Task description:
Pick out each line of the records that includes the string "frydkowski", and copy it.
- - -
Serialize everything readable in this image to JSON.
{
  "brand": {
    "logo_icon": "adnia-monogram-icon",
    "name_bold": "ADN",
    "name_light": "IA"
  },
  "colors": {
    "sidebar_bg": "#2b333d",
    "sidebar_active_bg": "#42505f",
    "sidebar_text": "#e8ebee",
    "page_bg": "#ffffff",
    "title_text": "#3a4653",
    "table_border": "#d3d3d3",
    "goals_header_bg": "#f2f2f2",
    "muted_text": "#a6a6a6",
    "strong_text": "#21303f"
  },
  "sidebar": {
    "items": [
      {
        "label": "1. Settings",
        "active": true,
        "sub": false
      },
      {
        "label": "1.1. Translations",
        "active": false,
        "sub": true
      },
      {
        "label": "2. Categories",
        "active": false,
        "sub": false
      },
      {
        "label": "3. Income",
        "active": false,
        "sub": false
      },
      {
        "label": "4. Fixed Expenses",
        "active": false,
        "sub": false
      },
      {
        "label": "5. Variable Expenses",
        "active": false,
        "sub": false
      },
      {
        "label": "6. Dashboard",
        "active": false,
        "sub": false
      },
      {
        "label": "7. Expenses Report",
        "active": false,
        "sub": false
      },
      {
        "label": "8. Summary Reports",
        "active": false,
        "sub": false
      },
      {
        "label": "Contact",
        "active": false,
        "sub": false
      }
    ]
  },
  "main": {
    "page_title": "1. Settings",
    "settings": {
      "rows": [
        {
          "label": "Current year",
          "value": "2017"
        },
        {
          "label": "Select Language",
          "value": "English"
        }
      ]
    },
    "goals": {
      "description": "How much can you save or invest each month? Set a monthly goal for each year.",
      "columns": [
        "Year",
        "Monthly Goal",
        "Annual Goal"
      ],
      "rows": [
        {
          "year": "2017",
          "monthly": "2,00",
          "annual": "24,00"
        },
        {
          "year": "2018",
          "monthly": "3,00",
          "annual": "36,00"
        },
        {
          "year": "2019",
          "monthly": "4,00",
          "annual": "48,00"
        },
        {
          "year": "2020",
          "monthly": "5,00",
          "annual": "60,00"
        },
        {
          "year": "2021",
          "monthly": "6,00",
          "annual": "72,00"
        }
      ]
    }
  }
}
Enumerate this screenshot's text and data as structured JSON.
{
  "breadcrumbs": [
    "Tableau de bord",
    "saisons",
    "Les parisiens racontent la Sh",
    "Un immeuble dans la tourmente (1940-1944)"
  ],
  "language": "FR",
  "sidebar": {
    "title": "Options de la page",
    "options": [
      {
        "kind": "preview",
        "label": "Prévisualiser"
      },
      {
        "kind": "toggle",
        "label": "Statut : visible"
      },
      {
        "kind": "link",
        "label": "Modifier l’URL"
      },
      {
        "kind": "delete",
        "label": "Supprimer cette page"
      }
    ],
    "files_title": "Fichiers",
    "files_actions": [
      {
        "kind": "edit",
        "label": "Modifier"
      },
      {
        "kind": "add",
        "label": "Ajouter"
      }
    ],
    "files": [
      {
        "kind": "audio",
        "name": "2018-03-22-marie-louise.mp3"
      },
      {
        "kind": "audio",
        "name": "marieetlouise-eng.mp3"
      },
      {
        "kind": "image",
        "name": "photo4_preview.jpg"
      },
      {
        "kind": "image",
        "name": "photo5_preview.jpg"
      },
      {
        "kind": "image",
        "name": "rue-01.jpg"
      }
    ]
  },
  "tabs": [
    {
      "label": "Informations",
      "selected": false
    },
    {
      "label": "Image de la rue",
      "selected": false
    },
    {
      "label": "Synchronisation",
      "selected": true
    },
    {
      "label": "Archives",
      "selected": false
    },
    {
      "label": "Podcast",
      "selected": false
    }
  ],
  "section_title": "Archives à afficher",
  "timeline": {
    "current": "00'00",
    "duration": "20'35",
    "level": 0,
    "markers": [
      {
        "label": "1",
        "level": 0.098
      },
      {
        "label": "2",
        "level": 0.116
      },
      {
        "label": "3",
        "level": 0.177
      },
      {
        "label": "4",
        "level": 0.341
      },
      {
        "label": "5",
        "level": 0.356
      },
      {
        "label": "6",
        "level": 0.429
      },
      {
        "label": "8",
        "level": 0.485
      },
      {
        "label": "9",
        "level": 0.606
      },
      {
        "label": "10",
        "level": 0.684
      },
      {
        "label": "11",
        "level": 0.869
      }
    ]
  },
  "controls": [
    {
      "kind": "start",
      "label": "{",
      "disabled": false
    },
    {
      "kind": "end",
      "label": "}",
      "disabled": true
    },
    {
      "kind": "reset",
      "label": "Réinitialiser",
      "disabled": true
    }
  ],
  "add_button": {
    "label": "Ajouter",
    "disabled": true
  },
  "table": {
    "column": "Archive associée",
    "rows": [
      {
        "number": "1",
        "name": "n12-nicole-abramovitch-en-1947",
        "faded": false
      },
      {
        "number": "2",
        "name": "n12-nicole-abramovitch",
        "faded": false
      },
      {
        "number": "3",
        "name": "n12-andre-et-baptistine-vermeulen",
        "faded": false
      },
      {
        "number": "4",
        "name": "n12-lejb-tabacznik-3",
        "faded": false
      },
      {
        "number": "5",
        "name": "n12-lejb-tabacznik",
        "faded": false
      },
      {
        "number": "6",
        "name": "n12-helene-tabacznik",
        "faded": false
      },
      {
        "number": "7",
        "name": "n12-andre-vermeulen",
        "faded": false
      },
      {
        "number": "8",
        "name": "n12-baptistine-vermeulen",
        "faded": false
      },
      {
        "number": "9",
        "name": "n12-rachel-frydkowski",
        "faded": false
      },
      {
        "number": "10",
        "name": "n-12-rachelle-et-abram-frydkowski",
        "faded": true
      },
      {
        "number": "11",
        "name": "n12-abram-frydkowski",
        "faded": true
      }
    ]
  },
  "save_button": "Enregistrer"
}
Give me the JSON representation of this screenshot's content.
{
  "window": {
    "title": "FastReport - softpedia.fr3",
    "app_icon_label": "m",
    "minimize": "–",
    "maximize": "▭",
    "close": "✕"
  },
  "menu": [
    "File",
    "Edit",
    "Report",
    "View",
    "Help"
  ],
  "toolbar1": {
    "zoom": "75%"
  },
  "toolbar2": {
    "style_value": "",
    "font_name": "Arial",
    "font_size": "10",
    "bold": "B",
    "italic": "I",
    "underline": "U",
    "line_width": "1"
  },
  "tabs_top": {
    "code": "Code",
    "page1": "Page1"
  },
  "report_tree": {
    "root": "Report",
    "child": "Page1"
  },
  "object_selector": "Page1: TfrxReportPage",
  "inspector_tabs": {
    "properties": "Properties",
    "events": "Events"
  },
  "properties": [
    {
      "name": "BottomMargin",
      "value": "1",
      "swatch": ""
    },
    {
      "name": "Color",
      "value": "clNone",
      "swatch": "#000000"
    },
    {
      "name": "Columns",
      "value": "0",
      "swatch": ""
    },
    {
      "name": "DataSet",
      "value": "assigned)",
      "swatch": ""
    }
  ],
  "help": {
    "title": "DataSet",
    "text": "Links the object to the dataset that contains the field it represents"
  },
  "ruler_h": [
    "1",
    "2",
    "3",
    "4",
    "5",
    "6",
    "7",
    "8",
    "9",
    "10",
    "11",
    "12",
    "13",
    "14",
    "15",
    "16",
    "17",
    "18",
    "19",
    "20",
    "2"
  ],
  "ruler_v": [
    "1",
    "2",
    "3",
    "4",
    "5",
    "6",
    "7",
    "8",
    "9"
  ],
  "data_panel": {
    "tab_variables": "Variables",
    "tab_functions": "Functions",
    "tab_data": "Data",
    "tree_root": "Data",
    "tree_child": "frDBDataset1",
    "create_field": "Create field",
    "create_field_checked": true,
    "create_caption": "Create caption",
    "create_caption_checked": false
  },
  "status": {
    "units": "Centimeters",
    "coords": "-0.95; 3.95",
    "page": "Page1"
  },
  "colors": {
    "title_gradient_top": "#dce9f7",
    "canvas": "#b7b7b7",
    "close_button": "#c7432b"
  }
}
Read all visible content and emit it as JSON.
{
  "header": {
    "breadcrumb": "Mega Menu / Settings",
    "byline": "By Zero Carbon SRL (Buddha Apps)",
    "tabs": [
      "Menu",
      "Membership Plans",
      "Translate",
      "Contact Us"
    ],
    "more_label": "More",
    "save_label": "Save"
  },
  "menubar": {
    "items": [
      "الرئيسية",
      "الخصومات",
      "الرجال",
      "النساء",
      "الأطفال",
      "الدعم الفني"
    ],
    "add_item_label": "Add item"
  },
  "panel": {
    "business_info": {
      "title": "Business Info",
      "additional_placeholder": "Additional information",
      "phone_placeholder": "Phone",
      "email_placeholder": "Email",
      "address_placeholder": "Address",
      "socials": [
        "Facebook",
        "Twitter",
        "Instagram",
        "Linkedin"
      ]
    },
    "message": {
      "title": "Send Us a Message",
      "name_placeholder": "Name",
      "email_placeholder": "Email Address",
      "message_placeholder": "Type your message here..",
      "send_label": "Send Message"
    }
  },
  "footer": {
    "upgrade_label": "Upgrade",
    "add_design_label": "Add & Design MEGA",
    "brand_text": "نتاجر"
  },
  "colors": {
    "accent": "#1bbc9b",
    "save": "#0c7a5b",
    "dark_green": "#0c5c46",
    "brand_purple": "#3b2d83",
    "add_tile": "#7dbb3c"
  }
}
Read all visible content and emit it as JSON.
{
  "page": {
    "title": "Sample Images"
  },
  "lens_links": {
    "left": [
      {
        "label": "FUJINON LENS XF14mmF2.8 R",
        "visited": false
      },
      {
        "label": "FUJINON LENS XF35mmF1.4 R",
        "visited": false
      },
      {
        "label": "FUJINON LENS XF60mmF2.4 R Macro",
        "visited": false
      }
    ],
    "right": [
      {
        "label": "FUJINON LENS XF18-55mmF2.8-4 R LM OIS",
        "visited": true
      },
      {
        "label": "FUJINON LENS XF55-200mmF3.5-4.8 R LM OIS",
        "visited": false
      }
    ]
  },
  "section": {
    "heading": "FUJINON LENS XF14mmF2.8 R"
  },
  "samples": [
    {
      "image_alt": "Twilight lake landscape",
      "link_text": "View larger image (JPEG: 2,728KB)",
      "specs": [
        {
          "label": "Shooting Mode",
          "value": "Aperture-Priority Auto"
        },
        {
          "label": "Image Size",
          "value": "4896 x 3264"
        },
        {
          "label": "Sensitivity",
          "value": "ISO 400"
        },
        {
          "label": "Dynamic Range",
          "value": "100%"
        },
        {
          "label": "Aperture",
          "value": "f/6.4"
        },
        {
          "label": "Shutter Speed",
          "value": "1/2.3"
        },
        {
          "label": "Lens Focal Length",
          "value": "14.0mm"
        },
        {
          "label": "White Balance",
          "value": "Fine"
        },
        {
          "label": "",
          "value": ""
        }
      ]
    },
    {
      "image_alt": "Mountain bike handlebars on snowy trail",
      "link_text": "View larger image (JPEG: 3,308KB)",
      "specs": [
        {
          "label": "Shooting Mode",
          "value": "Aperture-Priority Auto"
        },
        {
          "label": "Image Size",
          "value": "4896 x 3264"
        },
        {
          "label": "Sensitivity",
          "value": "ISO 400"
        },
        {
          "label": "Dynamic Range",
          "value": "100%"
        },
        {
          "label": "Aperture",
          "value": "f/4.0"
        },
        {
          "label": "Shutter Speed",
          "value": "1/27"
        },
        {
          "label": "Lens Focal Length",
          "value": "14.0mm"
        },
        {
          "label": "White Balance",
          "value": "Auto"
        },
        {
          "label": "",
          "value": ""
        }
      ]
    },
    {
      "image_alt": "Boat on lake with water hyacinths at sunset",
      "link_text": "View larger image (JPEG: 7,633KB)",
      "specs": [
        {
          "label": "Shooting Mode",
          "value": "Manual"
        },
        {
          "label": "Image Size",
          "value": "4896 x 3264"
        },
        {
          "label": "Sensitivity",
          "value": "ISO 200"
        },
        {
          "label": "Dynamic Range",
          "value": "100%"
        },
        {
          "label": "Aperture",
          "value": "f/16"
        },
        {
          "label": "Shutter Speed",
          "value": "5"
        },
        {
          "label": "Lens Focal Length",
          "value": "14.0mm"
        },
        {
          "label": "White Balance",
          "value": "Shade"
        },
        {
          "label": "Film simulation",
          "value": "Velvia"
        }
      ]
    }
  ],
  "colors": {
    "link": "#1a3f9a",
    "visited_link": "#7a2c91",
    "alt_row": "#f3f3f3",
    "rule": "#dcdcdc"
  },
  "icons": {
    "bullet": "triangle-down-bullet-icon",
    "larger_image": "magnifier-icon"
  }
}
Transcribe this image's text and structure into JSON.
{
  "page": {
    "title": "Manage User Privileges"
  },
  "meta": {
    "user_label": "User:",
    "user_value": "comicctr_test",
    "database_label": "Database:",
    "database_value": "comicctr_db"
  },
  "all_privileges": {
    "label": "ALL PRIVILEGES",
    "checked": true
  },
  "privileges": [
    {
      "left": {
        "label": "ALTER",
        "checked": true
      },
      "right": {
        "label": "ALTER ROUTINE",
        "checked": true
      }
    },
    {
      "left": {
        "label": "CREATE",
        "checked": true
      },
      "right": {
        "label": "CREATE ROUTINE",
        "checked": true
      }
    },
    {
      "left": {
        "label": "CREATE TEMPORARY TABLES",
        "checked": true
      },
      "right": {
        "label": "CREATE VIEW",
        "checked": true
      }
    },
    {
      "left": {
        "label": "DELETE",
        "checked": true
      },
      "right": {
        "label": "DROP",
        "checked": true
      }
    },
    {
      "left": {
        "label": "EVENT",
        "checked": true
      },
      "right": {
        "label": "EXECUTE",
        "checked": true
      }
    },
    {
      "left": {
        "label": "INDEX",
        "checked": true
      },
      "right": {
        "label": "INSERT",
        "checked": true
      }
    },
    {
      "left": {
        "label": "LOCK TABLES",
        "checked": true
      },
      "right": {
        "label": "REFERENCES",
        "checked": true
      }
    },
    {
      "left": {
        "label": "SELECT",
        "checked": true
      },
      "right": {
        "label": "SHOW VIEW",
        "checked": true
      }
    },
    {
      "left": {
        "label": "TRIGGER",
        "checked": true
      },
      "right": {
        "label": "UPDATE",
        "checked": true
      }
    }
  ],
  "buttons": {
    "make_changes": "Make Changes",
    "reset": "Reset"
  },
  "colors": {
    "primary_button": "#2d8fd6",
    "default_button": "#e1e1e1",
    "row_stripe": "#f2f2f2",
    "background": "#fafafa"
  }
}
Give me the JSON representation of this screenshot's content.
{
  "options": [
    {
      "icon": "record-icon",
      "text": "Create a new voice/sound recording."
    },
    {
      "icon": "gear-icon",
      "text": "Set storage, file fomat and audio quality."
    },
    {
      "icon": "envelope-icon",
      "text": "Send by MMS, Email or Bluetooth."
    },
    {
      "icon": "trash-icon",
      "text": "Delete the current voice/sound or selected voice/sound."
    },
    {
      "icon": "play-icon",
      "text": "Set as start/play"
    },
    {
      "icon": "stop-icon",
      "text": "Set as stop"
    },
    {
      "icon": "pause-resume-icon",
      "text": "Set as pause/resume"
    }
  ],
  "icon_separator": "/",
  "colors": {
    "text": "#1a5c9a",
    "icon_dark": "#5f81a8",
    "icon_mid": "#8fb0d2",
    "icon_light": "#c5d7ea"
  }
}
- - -
Response area:
        "name": "n12-rachel-frydkowski",
        "name": "n-12-rachelle-et-abram-frydkowski",
        "name": "n12-abram-frydkowski",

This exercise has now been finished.